Work through the records below and copy every line that includes "JSON".

BEGIN

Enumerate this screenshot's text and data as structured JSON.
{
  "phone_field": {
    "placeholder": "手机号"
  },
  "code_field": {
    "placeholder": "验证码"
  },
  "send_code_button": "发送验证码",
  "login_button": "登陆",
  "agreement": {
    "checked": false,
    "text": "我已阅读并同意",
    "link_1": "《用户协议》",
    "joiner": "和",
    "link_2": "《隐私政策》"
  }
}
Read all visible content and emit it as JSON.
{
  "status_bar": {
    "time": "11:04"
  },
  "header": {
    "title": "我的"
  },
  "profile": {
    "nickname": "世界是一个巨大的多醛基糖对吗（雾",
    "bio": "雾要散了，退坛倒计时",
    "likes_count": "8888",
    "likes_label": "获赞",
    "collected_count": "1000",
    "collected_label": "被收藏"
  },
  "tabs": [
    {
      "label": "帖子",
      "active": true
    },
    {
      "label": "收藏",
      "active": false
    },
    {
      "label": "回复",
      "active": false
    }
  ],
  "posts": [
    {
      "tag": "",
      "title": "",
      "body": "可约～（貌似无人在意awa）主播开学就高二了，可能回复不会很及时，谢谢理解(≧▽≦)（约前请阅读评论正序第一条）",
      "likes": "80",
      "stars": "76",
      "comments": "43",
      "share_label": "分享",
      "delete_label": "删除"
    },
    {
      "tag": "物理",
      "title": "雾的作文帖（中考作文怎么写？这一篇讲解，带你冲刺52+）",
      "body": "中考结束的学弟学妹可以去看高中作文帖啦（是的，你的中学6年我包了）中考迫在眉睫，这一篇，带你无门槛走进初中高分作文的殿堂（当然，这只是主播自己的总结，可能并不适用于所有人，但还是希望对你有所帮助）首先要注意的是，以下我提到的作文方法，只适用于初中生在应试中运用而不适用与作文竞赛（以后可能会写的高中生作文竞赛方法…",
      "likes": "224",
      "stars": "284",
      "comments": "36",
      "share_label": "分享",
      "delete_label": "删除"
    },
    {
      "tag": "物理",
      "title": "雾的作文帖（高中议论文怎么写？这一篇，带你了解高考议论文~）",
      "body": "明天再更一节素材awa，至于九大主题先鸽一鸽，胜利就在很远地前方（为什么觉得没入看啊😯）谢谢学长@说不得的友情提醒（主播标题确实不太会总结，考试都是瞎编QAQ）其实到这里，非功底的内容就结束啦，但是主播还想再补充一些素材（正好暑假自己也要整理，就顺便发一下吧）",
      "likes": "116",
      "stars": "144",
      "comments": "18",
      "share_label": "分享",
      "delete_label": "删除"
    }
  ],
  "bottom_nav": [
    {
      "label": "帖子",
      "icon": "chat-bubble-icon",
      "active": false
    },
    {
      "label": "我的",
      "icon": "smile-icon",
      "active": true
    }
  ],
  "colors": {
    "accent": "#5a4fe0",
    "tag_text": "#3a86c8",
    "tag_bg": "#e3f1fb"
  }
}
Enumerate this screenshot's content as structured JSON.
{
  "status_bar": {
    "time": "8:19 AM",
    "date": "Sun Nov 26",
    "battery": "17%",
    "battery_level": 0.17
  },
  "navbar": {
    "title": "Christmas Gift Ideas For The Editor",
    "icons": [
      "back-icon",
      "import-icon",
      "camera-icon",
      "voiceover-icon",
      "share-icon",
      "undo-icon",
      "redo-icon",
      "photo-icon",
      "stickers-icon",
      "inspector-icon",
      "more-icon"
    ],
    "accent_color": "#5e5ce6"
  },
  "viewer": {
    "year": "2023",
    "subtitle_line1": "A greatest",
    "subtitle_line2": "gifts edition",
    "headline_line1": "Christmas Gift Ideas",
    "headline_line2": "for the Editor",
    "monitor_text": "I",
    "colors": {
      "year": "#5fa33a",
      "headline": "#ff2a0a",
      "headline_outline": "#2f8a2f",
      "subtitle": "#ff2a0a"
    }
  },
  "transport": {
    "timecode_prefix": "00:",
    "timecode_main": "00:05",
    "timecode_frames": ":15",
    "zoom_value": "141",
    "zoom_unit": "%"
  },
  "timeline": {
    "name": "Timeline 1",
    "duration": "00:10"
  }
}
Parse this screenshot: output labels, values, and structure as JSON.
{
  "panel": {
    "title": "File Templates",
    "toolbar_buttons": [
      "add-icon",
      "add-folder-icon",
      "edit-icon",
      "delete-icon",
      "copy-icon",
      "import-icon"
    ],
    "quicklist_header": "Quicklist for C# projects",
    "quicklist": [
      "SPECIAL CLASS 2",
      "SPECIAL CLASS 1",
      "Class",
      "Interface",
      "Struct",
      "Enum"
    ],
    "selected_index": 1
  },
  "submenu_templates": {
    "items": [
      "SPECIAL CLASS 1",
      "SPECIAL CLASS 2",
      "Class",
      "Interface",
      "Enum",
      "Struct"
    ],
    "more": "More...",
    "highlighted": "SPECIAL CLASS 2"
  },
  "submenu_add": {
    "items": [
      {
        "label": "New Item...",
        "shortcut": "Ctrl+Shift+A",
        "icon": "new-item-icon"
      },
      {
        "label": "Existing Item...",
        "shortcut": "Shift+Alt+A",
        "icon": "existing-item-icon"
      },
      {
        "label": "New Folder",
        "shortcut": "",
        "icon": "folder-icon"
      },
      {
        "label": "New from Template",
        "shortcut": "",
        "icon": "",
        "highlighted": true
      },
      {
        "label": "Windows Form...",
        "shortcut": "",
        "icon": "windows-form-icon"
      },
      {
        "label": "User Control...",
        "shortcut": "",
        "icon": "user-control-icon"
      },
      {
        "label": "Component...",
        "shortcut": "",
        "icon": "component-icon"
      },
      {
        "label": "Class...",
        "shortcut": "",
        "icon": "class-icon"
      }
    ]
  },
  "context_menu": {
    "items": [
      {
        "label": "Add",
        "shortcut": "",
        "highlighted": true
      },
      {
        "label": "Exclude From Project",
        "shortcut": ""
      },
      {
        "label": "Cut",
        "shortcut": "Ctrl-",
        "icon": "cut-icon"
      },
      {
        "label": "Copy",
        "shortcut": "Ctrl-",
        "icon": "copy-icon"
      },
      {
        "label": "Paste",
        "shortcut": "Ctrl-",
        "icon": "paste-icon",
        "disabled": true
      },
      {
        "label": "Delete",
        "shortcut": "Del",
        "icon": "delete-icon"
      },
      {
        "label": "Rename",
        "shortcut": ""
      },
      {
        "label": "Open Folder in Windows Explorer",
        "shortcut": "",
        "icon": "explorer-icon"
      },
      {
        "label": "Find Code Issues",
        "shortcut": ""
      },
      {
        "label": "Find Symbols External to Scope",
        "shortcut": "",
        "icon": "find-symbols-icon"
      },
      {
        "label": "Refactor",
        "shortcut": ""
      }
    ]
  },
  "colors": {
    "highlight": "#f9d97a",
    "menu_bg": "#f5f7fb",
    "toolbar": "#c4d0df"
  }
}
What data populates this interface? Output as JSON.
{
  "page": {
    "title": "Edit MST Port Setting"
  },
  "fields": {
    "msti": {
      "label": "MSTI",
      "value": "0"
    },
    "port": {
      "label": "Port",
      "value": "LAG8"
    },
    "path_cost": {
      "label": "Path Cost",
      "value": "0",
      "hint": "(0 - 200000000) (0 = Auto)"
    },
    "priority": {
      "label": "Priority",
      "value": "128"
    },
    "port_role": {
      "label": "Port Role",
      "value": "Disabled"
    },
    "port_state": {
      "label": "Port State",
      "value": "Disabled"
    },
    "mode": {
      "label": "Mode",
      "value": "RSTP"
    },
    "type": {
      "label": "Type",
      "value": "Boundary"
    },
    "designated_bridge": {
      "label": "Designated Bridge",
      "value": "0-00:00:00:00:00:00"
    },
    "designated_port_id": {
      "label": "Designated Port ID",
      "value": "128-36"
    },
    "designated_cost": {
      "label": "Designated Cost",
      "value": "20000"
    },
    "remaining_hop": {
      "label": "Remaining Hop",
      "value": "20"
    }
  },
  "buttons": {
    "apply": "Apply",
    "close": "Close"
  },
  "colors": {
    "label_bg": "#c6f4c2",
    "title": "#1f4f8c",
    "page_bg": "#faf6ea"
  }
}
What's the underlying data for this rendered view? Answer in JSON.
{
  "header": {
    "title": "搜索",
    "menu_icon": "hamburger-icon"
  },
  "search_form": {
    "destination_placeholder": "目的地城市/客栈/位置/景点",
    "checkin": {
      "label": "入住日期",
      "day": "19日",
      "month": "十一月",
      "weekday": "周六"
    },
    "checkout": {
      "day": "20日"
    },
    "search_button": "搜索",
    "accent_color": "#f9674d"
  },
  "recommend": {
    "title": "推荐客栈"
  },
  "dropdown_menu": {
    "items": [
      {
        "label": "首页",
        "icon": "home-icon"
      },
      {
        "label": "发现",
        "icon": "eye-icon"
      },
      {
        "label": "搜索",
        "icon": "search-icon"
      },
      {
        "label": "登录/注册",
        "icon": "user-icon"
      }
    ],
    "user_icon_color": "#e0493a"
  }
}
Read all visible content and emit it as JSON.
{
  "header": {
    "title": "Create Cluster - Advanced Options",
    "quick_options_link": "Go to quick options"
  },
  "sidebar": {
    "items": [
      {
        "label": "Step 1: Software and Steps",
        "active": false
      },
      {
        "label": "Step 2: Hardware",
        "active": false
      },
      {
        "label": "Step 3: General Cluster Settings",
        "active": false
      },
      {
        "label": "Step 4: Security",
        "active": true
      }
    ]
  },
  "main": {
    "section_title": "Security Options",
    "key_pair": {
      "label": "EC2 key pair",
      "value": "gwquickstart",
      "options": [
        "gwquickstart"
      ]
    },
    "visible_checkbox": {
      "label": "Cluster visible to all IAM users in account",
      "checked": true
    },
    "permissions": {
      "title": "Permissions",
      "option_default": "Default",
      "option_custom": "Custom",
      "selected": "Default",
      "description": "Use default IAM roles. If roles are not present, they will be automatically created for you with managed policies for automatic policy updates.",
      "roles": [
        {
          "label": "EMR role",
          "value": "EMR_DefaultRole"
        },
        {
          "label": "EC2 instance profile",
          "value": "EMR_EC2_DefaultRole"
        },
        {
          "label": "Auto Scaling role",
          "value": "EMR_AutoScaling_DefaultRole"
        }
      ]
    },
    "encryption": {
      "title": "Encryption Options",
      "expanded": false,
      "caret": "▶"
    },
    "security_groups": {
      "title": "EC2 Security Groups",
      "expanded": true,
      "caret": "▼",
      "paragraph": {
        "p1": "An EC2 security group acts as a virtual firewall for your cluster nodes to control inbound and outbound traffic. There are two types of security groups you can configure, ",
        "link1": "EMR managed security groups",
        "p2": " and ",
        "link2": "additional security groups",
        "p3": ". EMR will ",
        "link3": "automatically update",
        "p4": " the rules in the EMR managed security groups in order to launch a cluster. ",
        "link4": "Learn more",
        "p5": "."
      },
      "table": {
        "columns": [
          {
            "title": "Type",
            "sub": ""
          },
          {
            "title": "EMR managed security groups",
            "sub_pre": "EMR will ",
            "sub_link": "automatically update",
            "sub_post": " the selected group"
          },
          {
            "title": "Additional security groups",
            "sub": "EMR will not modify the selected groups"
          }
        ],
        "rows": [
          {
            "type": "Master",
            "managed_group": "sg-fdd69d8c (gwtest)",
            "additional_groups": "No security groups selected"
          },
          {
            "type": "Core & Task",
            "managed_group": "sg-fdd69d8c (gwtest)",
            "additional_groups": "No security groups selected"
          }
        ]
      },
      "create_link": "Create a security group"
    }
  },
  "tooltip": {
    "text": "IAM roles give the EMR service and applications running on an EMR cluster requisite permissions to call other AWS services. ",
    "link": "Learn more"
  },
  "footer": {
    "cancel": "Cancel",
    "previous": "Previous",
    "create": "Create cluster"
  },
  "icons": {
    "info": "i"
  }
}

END

- [ANSWER SPACE]:
Enumerate this screenshot's text and data as structured JSON.
Read all visible content and emit it as JSON.
Enumerate this screenshot's content as structured JSON.
Parse this screenshot: output labels, values, and structure as JSON.
What data populates this interface? Output as JSON.
What's the underlying data for this rendered view? Answer in JSON.
Read all visible content and emit it as JSON.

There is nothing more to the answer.